PROBLEM DETAILS: Determine the count of lines in the data below that include the word "true", and give nothing besides it.

### INPUT DATA ###

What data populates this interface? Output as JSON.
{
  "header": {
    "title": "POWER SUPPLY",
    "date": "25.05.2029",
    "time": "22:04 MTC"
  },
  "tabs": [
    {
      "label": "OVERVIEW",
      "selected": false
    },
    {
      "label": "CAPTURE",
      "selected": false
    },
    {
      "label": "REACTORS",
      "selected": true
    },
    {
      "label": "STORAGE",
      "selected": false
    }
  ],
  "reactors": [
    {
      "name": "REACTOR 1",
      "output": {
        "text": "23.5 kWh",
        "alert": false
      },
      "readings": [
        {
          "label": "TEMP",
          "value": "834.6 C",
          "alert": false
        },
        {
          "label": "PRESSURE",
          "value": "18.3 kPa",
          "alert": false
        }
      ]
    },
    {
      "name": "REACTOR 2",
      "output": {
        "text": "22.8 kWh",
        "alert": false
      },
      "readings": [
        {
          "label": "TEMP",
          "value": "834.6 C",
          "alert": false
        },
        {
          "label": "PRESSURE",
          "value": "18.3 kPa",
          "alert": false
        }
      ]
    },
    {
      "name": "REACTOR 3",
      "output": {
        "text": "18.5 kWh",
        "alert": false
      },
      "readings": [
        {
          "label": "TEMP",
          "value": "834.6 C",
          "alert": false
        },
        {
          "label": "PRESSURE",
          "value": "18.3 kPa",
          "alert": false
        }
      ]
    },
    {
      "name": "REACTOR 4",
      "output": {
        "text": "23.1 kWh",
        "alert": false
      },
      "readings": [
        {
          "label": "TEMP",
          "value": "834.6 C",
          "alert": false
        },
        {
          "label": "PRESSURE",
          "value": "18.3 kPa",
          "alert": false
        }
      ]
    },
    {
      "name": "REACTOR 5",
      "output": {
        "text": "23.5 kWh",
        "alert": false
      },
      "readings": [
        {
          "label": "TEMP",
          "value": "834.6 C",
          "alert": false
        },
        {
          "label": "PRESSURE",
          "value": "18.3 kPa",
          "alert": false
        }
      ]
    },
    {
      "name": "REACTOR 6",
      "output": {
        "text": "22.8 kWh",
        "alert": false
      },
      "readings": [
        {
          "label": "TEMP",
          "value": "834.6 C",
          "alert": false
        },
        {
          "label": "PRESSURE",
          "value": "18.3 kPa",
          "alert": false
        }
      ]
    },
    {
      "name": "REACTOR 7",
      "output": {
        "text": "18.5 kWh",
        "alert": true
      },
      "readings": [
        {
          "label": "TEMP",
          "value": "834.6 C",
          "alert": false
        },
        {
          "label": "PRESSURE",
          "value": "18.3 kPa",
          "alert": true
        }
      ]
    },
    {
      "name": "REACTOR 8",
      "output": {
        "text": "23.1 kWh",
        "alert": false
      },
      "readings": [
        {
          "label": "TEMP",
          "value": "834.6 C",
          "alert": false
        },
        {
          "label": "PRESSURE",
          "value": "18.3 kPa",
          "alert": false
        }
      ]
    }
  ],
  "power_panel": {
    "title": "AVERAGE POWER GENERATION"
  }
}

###

SOLUTION TO THIS EXERCISE: 3